Outdoor living is big in the Pacific Northwest, and because of that we sell a lot of materials for decking projects of all sizes. For some second story decks, property owners are asking for fewer vertical posts in order to maximize their view and create a cleaner looking structure. These requests have led to more calls for treated, engineered wood beams that handle these larger spans. This article was created to look deeper into this topic.

Perception versus reality

When most people hear the word “treated” in conjunction with building materials, they think the product will be protected from rot and decay. Some might even assume there's a warranty that supports that impression.

Unfortunately, when it comes to most treated, engineered lumber products, neither of these assumptions are true.

Process challenges

So what is standing in the way of the seemingly simple request for fewer vertical deck posts? Well, there are a few things:

  • The companies that typically treat engineered lumber products are not the same companies that manufacture the products. For that reason, the manufacturers will oftentimes state that any warranty that comes with their products is null and void if the products are exposed to some form of treating process.
  • The treating companies trying to extend the life of these engineered products face other hurdles when trying to provide a warranty. Engineered lumber frequently has a protective coating or layer of some kind (wax, etc.) that makes it difficult for the treatment to adequately penetrate the product. Without the proper penetration, there can be no warranty against rot and decay.
  • And, many times (at least in the Western U.S.) engineered lumber products will be made from a significant amount of Douglas fir and larch wood fiber. These species are oftentimes only treated to a “point of refusal” and don't consistently meet the necessary chemical penetration to support a warranty for rot and decay.

It’s still treated, right? What’s the big deal?

When it comes to the different processes out there, the word “treated” can mean wildly different things. One popular treatment marketed to protect against rot and decay for engineered wood products is really more of a heavy-duty insect repellent than a preservative. But contractors and homeowners are at risk when they assume a higher level of protection than is real. Think of this scenario: A second level deck is built using a treated, engineered lumber beam to minimize the number of required vertical supports.

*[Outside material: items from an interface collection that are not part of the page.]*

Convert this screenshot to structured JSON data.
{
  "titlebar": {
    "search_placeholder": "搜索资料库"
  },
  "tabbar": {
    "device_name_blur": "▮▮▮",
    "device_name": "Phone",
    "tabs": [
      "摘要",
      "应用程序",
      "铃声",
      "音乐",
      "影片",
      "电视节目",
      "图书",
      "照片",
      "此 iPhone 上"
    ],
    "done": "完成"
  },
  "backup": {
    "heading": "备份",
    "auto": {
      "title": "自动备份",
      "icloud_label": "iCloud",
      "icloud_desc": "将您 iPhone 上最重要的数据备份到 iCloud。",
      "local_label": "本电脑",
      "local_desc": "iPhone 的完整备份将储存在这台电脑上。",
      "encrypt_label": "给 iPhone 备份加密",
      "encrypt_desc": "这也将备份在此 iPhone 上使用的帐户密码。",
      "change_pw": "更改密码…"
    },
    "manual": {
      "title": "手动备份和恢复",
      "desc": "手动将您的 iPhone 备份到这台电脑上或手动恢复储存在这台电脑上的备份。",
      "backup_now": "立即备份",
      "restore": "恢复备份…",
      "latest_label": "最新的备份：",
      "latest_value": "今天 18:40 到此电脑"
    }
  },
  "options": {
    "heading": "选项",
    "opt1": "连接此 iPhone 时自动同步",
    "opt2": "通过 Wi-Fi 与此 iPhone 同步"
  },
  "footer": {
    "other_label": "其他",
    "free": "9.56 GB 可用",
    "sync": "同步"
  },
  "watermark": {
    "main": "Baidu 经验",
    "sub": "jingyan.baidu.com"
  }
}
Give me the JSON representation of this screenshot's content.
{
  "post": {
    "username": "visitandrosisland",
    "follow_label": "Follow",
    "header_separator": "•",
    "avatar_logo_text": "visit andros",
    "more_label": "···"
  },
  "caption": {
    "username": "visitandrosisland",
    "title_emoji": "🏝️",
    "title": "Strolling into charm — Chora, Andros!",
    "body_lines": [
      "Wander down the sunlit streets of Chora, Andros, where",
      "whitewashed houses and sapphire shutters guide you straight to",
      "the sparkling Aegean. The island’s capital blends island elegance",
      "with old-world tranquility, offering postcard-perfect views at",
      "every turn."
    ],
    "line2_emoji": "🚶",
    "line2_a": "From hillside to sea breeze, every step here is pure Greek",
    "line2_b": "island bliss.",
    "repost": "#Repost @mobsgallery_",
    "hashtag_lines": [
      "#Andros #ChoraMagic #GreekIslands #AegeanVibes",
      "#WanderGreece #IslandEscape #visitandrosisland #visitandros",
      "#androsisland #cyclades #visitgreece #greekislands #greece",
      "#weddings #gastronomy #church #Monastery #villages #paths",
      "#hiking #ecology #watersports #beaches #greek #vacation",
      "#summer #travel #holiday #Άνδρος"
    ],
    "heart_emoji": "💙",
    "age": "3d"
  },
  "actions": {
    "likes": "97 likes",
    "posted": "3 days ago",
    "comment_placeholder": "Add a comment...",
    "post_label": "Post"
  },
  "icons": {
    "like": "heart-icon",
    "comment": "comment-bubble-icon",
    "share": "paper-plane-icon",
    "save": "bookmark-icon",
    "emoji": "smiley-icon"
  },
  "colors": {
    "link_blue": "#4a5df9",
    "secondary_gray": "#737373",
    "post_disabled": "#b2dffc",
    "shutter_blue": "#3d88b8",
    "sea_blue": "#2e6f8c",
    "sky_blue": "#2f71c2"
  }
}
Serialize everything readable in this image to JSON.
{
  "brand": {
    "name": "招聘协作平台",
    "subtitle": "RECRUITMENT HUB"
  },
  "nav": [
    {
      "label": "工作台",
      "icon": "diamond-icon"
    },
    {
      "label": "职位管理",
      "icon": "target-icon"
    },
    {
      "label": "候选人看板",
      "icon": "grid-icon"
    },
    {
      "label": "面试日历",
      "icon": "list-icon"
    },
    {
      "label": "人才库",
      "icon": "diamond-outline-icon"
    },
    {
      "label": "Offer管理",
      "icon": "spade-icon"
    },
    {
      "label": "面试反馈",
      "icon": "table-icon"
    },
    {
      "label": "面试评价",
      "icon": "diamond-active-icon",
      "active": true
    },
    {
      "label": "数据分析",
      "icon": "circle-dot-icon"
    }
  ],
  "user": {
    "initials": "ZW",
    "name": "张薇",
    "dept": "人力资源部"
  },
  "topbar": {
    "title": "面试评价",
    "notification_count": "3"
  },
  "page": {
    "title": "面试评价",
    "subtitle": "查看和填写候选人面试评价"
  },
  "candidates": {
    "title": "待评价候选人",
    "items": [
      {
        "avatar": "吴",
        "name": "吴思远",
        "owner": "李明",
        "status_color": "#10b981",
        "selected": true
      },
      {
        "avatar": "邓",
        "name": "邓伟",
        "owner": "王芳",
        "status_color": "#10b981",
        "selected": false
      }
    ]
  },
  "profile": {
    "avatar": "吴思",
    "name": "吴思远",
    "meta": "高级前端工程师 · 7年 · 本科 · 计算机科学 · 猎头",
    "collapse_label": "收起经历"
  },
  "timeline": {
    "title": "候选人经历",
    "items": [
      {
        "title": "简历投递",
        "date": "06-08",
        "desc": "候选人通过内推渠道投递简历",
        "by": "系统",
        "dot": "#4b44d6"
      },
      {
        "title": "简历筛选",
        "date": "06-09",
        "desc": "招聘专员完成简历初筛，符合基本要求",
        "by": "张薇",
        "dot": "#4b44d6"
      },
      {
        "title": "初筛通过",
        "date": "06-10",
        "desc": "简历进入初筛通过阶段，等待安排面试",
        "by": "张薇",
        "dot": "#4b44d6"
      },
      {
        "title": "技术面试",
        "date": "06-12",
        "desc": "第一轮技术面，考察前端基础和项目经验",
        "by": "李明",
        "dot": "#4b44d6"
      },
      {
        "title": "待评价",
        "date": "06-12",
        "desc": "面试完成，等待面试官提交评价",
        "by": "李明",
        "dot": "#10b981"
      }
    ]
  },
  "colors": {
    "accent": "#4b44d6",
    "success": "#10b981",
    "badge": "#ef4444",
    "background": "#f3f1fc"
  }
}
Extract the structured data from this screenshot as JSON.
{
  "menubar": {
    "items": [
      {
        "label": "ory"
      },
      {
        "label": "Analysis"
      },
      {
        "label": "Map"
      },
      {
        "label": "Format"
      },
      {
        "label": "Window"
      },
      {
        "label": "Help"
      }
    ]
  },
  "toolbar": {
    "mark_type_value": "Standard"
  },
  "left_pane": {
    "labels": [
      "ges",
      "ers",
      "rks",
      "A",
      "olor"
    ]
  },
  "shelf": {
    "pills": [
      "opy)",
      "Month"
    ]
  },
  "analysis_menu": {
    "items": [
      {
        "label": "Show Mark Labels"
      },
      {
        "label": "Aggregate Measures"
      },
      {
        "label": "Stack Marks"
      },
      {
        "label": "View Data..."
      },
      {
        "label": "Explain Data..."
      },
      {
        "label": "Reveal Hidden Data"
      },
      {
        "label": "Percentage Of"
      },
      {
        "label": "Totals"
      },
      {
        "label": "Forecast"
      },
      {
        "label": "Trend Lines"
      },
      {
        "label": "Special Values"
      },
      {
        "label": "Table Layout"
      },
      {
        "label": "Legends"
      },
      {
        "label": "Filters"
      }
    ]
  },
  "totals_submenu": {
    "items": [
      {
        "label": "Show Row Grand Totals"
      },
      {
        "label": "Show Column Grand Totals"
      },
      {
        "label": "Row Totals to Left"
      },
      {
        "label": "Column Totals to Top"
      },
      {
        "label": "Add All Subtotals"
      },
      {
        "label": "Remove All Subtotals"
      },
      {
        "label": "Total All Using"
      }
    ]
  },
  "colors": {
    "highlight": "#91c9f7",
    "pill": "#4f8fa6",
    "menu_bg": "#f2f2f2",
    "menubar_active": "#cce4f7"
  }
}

First off, maybe the treatment isn’t as good as presumed.

Then the ends of the beams are trimmed to fit the length, leaving those cut ends exposed.

Then the beams are placed inside a post-to-beam bracket or connector of some kind, trapping moisture in the bracket.

Then structural fasteners are used to connect the beam to the post-to-beam bracket, adding additional penetrations at the beam ends.

Without proper treatment of end cuts and penetrations and a well-designed cap flashing for the top of the beam that will keep water from collecting inside the post-to-beam bracket, you have a recipe for disaster.

Best practices for the job site

If you're concerned after reading this, I understand. That was a large part of our motivation for writing this article—to help create awareness. So what are your options?

  • If possible, use solid sawn, pressure-treated lumber where you know the warranty for rot and decay stays intact when installed properly (treating end cuts and penetrations, etc.). This may involve adding additional support posts, which may or may not be a deal-breaker for the property owner.
  • If using treated, engineered lumber, install it (protect it) like it was a non-treated, softwood lumber species. That means think like a drop of water: If the material is continually exposed to moisture, you're at risk for challenges in the future. Treat cut ends and use appropriate flashing profiles to keep water away from the material. Evaluate the build structure and identify areas where water or moisture could accumulate and compromise your building materials.
  • If using adhesive-backed flashing tape, only use butyl products. Do not use asphalt products.
  • Although currently pretty rare, there are a handful of engineered lumber products manufactured with warranties against rot and decay. Weyerhaeuser’s Parallam Plus PSL is one of them. They use primarily Southern Yellow Pine that is much more suitable for treating.  Unfortunately, these are harder to find in the Western U.S due to high shipping costs.

In summary, there will continue to be deck design specifications requiring an engineered lumber solution. If and when you encounter this, know the limitations of the products you're building with and protect them accordingly. We're hopeful that more and better options are coming in the future, and we're committed to keeping you updated on this subject.